Yanagida resigned last week before a censure motion against him was submitted to the Upper House. He had told his supporters Nov. 14 that he only has to remember two phrases when he is stuck for an answer in the Diet: “I refrain from making comments on a specific issue” and “We’re dealing with the matter based on laws and evidence.”
Key bills were stuck in limbo at the end of the extraordinary session. Of 37 government-sponsored bills submitted, including those carried over from the previous session, only 13 were passed.
A package of bills on realigning the Japan Post group into three companies from the current five — strongly advocated by coalition partner Kokumin Shinto — and a bill to ban temp workers from being dispatched to manufacturers will be carried over to the next session.
On Wednesday, Kokumin Shinto leader Shizuka Kamei told a news conference Kan has to choose between the alliance with his party and cooperation with the Social Democratic Party or go join hands with the LDP and New Komeito.
“(Kan) can’t change the fact that the DPJ lacks a majority in the Upper House, not until the next Upper House election,” Kamei said.

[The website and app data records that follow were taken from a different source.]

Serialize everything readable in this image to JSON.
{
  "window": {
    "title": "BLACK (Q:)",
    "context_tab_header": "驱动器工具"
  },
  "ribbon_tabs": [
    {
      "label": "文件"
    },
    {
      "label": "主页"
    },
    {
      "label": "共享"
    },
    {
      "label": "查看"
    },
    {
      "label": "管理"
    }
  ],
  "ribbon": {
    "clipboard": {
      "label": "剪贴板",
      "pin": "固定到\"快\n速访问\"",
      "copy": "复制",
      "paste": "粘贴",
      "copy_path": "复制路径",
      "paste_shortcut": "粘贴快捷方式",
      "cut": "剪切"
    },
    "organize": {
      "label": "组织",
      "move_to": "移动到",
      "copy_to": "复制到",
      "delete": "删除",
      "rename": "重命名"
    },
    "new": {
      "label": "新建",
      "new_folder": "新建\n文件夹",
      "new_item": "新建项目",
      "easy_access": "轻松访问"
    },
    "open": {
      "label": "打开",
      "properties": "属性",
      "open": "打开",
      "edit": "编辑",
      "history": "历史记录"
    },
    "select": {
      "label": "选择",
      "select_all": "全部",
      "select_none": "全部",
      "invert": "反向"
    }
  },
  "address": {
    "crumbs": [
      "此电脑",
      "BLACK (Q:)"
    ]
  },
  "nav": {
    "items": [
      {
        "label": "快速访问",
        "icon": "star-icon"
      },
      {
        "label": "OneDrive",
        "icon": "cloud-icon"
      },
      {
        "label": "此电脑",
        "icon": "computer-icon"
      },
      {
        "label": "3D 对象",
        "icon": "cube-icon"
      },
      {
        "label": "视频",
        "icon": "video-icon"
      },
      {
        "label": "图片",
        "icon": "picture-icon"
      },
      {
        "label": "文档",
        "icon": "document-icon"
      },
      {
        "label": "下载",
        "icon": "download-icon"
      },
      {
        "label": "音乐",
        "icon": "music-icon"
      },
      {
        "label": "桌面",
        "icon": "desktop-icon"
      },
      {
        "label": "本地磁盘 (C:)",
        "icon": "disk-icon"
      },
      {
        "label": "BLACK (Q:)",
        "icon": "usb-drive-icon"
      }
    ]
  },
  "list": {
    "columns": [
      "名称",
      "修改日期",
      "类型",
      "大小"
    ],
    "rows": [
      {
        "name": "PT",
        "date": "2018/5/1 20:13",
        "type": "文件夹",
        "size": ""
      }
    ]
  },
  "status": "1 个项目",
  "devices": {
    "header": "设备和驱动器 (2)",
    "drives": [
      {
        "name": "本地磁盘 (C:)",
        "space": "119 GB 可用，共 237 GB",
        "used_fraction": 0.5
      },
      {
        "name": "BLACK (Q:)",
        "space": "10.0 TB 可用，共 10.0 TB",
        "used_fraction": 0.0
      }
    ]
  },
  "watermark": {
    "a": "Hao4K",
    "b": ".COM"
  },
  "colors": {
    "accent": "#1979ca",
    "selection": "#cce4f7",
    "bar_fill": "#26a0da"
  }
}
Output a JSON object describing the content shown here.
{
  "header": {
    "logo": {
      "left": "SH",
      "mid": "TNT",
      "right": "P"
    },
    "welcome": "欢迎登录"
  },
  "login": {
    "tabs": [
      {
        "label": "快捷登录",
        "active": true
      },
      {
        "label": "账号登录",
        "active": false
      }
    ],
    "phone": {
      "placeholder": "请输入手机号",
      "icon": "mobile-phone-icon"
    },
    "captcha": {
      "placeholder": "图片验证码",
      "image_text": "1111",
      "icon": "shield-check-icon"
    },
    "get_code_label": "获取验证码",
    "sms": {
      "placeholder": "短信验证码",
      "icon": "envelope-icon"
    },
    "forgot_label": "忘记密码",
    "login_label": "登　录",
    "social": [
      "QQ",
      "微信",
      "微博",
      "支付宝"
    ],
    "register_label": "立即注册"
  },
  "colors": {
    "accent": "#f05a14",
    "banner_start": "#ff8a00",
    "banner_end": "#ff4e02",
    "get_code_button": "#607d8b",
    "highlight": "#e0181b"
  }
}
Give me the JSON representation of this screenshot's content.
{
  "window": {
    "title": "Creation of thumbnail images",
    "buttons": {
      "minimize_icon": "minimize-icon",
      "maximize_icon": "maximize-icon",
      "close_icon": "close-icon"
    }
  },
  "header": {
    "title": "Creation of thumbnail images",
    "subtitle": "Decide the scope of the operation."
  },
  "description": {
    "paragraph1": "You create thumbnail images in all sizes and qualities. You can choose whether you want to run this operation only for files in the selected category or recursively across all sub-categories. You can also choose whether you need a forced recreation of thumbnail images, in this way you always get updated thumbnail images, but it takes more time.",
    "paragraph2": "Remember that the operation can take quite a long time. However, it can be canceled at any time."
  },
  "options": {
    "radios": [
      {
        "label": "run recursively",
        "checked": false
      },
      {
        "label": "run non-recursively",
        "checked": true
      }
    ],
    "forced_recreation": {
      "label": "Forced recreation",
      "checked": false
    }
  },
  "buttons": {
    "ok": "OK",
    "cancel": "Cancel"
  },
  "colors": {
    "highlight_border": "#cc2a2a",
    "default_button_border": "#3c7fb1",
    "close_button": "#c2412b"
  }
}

“If he is going to manage politics in that situation, he needs to choose whether to put weight on the relationship between Kokumin Shinto and the SDP (to override the Upper House with a two-thirds vote in the Lower House) or seek cooperation from New Komeito and the LDP.”